The age discrimination lawsuits filed by Maryanne White and Rick Compton were both kicked out North Carolina state court recently - but not because they lost their cases. They were kicked out because of North Carolina’s infamous transgender bathroom law.
“I had no idea that there were two additional addendum attached to this bill,” Maryanne White said. And we didn’t either. It turns out, the law, aka HB 2, contains some “extra” sections, which have been almost completely ignored in the national conversation about this law. Writes Pro Publica/Mother Jones, among those provisions “tucked inside is language that strips North Carolina workers of the ability to sue under a state anti-discrimination law, a right that has been upheld in court since 1985.” In other words, North Carolina still prohibits race, sex, religion, age, national origin, and disability employment discrimination. But HB 2 removes any way for victims to enforce this law in state court. From now on, discrimination victims in North Carolina must sue only under federal civil rights laws, and only in federal court. This is no small problem.

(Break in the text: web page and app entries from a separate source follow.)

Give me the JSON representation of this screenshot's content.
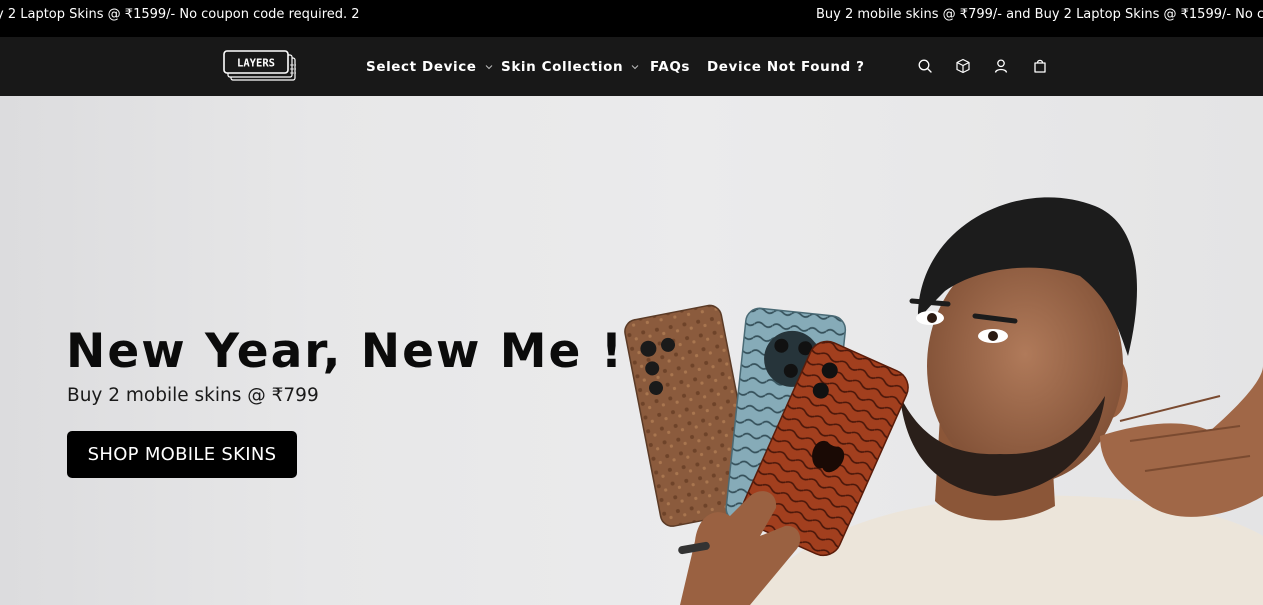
{
  "announcement": {
    "text_left": "y 2 Laptop Skins @ ₹1599/- No coupon code required. 2",
    "text_right": "Buy 2 mobile skins @ ₹799/- and Buy 2 Laptop Skins @ ₹1599/- No coupon"
  },
  "brand": {
    "logo_text": "LAYERS"
  },
  "nav": {
    "items": [
      {
        "label": "Select Device",
        "has_dropdown": true
      },
      {
        "label": "Skin Collection",
        "has_dropdown": true
      },
      {
        "label": "FAQs",
        "has_dropdown": false
      },
      {
        "label": "Device Not Found ?",
        "has_dropdown": false
      }
    ]
  },
  "header_icons": [
    "search-icon",
    "box-icon",
    "account-icon",
    "cart-icon"
  ],
  "hero": {
    "title": "New Year, New Me !",
    "subtitle": "Buy 2 mobile skins @ ₹799",
    "cta_label": "SHOP MOBILE SKINS"
  },
  "colors": {
    "announcement_bg": "#000000",
    "header_bg": "#181818",
    "hero_bg": "#e9e9ea",
    "cta_bg": "#000000",
    "skin_wood": "#8a5a3c",
    "skin_blue": "#7fa3b0",
    "skin_red": "#9c3a1c"
  }
}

Advocates explain that the federal system is more difficult to access, rules are more complicated, and businesses often have “significant advantages.” Compared to filing in a North Carolina court, for example, bringing a federal civil rights claim is nearly twice as expensive, victims are subject to an arbitrary cap on damages, filing procedures are more complicated, time frames are more restrictive, and there are only a handful of federal courthouses across the state. Ultimately, experts claim, these factors will discourage most victims from filing any employment discrimination cases at all. As “Erika Wilson, a law professor at the University of North Carolina who co-directs a legal clinic for low-income plaintiffs with job and housing discrimination claims” put it, “The LGBT issues were a Trojan horse.… [P]eople were so caught up in [the LGBT] part of the law that this snuck under the radar.”
Conservative-leaning groups have been trying for decades to reduce the number of civil lawsuits in the states. In HB2, lawmakers accomplished this by adding a single sentence to the state’s employment discrimination law that says: “[No] person may bring any civil action based upon the public policy expressed herein.”
Democracy North Carolina executive director, Bob Hall, explains that he too sees this legislation as a continuation of an agenda by the North Carolina Chamber of Commerce and conservative North Carolina lawmakers.
State chambers of commerce in Georgia, Indiana, Mississippi and South Carolina have all come out against similar anti-LGBT legislation, but unlike proposals in other states, House Bill 2 includes provisions that make it much harder for workers to sue for job discrimination and that bans local governments from requiring contractors to pay a certain wage. Both are key priorities for the N.C. Chamber, Hall said.
"These are the kind of things they like. They want to get rid of liability," Hall said.…
After being conspicuously silent on the matter for over a month, declining to comment when asked if they played a part in drafting the new bill, the North Carolina Chamber of Commerce issued a statement calling for reopening the path to sue for employment discrimination in state court. But instead of calling for a return to the previous law, “the Chamber proposal create[s] a new bureaucratic maze for workers unlawfully terminated.” In fact, they model their suggestions on the already inadequate federal protections.
According to Dick Taylor, head of N.C. Advocates for Justice,
The proposal would essentially graft complications of federal litigation onto state claims and create a new and expensive bureaucracy within the N.C. Department of Labor. The Chamber seeks to create new barriers for employees terminated unlawfully and new protections for employers violating the law.
And what if the U.S. Justice Department wins its case and gets a court to strike down the law? As to the “right to sue” section, a big nothing happens. As Laura Coates put it for CNN, “[U]ltimately, the reality is that the bill itself is likely a Trojan horse. Focusing on a visceral emotional response to the social policies … will allow the remaining provisions … to infiltrate unnoticed.”